Pull every line that includes the word "gold" from the data.

**Data under study:**
◆ ◆ ◆ ◆ ◆

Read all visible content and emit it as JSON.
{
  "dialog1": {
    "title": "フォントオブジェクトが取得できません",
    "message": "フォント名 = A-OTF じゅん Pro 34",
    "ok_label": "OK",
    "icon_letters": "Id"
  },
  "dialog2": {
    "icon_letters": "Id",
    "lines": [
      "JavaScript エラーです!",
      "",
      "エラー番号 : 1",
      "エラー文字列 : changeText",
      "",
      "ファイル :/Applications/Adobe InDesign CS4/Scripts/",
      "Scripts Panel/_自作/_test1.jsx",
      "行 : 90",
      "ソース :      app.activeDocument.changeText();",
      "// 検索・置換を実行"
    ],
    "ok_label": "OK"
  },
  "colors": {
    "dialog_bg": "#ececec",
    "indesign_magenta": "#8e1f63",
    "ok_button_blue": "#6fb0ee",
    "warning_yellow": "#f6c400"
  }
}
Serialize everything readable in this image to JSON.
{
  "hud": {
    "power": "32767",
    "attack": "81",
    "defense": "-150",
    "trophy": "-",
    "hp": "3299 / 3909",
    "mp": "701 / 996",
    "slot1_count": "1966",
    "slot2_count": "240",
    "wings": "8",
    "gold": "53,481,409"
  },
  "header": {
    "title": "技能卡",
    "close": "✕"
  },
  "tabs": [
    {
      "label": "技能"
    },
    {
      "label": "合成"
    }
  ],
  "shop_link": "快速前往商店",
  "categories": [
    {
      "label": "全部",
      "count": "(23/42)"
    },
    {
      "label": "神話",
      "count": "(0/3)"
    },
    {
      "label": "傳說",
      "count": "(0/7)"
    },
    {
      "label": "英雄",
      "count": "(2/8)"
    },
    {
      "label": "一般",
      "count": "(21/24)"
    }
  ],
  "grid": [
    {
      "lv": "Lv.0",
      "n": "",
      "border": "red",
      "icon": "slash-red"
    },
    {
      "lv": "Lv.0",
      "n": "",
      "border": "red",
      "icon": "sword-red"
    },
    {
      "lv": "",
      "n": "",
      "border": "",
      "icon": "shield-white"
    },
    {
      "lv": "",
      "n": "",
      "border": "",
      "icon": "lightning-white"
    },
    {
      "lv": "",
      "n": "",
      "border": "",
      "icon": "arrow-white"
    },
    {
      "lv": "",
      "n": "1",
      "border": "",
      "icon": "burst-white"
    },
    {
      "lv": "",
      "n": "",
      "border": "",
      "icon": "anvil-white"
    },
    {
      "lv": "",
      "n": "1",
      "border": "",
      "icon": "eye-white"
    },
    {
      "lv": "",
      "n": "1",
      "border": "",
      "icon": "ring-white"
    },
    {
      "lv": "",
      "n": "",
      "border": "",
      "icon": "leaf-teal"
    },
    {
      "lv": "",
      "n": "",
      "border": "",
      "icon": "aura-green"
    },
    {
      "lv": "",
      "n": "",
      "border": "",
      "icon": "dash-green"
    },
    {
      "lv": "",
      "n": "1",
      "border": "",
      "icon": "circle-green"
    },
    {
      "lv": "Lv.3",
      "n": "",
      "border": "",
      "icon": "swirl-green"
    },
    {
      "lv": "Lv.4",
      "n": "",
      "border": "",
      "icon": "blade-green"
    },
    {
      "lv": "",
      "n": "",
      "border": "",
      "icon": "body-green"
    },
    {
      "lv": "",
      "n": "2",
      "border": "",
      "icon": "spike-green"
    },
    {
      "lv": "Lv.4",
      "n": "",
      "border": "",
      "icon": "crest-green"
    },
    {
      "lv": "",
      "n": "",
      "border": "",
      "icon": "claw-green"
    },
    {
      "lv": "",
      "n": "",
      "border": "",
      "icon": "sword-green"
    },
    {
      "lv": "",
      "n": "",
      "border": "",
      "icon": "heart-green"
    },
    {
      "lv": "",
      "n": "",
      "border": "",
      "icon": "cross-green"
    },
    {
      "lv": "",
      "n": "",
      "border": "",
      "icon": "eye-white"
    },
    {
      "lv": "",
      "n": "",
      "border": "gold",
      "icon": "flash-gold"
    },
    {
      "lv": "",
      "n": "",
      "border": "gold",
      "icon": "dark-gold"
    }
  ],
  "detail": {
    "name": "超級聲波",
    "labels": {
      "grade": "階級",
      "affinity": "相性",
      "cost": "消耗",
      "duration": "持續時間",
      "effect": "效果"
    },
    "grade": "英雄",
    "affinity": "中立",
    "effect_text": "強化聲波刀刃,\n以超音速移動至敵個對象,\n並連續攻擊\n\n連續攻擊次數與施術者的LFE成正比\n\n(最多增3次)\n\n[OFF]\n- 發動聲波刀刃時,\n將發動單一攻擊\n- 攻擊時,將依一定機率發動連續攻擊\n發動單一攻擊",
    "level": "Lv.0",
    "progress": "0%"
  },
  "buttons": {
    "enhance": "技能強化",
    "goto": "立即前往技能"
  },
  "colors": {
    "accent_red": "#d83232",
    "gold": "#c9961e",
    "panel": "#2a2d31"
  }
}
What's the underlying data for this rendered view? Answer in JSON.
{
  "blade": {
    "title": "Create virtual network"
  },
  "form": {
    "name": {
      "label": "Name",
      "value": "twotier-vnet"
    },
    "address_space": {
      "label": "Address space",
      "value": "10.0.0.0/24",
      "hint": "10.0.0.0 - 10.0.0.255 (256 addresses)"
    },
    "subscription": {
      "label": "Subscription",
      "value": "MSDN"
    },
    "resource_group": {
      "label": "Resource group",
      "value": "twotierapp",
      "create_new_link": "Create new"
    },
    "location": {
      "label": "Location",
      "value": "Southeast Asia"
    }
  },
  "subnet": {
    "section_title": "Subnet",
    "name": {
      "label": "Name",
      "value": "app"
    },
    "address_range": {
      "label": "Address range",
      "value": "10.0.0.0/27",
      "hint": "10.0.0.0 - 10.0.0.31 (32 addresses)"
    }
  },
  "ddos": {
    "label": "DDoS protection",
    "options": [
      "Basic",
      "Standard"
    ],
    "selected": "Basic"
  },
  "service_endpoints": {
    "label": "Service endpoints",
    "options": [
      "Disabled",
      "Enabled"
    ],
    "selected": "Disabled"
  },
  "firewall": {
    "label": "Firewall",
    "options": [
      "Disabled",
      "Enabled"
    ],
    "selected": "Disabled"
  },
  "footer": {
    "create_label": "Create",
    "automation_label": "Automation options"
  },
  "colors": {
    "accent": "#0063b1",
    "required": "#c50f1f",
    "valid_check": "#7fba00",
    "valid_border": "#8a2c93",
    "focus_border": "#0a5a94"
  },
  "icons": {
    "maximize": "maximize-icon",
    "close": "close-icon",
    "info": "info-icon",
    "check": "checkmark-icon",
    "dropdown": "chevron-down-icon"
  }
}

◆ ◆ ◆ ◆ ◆

**Response box:**
    "gold": "53,481,409"
      "border": "gold",
      "icon": "flash-gold"
      "border": "gold",
      "icon": "dark-gold"
    "gold": "#c9961e",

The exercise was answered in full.